Dataset extract ::
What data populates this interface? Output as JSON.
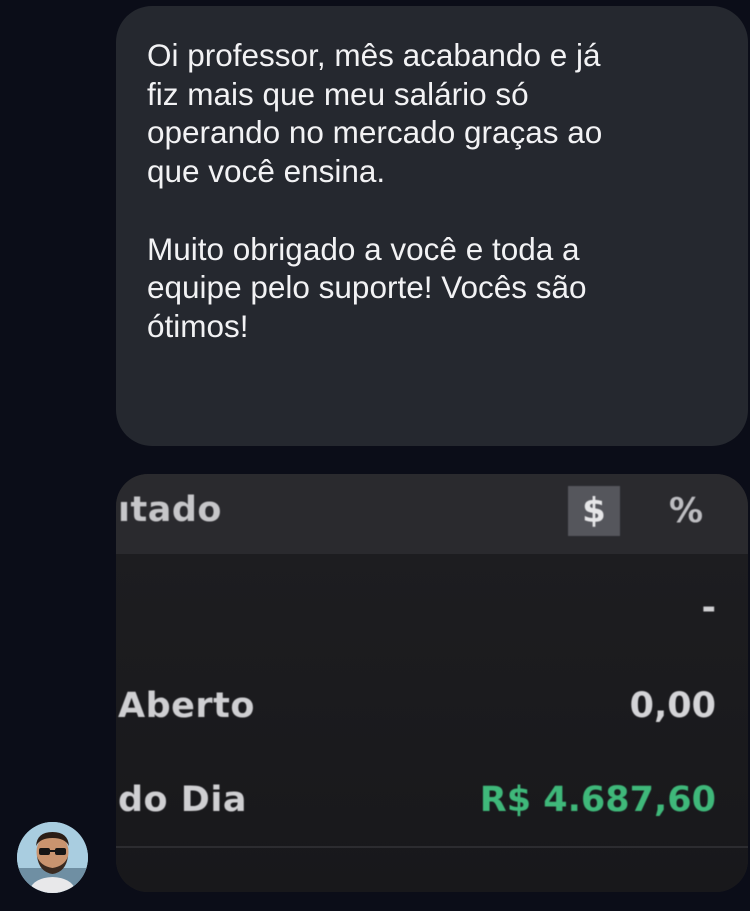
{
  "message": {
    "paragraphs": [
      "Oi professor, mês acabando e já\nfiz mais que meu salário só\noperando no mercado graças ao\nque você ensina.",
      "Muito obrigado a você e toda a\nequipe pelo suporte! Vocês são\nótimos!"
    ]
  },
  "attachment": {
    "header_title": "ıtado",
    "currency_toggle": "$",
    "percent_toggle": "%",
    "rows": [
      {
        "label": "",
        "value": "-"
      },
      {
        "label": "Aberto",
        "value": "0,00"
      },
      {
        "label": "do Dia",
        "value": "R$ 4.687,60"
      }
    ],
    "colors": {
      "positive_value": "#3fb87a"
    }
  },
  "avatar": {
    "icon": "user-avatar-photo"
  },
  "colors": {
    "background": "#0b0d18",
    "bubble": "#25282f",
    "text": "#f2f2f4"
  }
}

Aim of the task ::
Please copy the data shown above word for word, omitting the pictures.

Answer to the problem ::
What data populates this interface? Output as JSON.
{
  "message": {
    "paragraphs": [
      "Oi professor, mês acabando e já\nfiz mais que meu salário só\noperando no mercado graças ao\nque você ensina.",
      "Muito obrigado a você e toda a\nequipe pelo suporte! Vocês são\nótimos!"
    ]
  },
  "attachment": {
    "header_title": "ıtado",
    "currency_toggle": "$",
    "percent_toggle": "%",
    "rows": [
      {
        "label": "",
        "value": "-"
      },
      {
        "label": "Aberto",
        "value": "0,00"
      },
      {
        "label": "do Dia",
        "value": "R$ 4.687,60"
      }
    ],
    "colors": {
      "positive_value": "#3fb87a"
    }
  },
  "avatar": {
    "icon": "user-avatar-photo"
  },
  "colors": {
    "background": "#0b0d18",
    "bubble": "#25282f",
    "text": "#f2f2f4"
  }
}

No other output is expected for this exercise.